The United States Army and all of the Armed Forces, are under the command the President, who is prohibited by a law called Posse Comitatus to use any person on active duty in the military for domestic law enforcement. This prohibition does not include the National Guard, or those serving in organized militia. So the options of dealing with those militants in Oregon, should it come to conflict of any means, are the National Guard, or possibly the FBI, ATF or the BLM.
The resolution of any conflict on US soil would not be lead by the CIA. According to the CIA website: The Federal Bureau of Investigation has the lead on intelligence matters in the United States, especially those directed against US citizens. However, the CIA and the FBI work together as needed to protect the interests of US national security. The CIA does not collect information concerning the domestic activities of US citizens, but its foreign intelligence collection mission can be conducted anywhere.
Kind of vague, right? Basically, a large loophole allows the CIA to play nicely with the FBI should foreign combatants threaten the interests of US national security on US soil. But the FBI would have the lead, which is fitting because only the FBI is a law enforcement agency. The CIA is all about gathering intelligence, not enforcing foreign policy. In terms of protecting citizens, this is where organized militia like state defense forces would come in to play. So Cross’ team of current servicemen deployed in the US does not work.

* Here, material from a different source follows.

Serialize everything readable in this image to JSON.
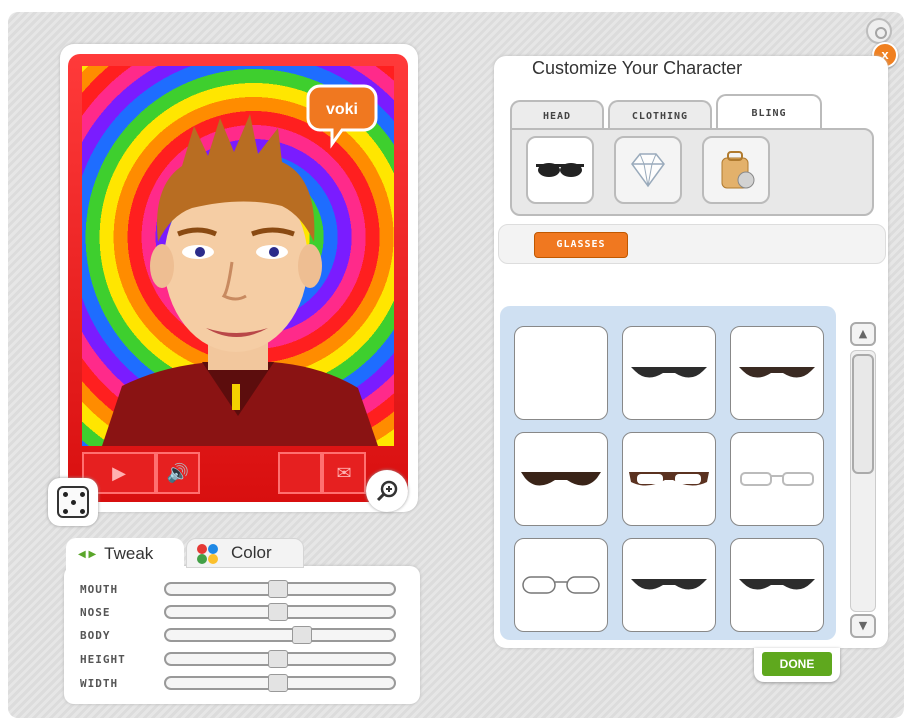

In almost any work of fiction, there is a willing suspension of disbelief. What makes this acceptable is the way those instances of extraordinary are woven into the fabric of an otherwise believable and realistic narrative arc. Cross’ logic is faulty, she ignores the basic legal definitions of the occupations she gives her characters in her series and that lets her down, detracting for the caliber of the book and series. Now, it’s another instance where a good editor could really help.
In terms of the standoff in Oregon, it is just too surreal to have any suspension of disbelief. The militants have committed terrorist acts in the name of patriotism, and to protest the acts of the Federal government, in support of men who were found guilty (twice) of breaking the law. And these men, a father and son, apparently admitted to breaking the law, putting land agents and volunteer firefighters in danger, and poaching. Most recently, the militants asked for snacks, over social media.
Makes reading the next book in the Lindsay Cross series not look so ridiculous a choice after all.
For more on Oregon, check out the Oregonian’s Coverage. What’s Going On In Oregon?
The HuffPo on why Smart Girls Read Romance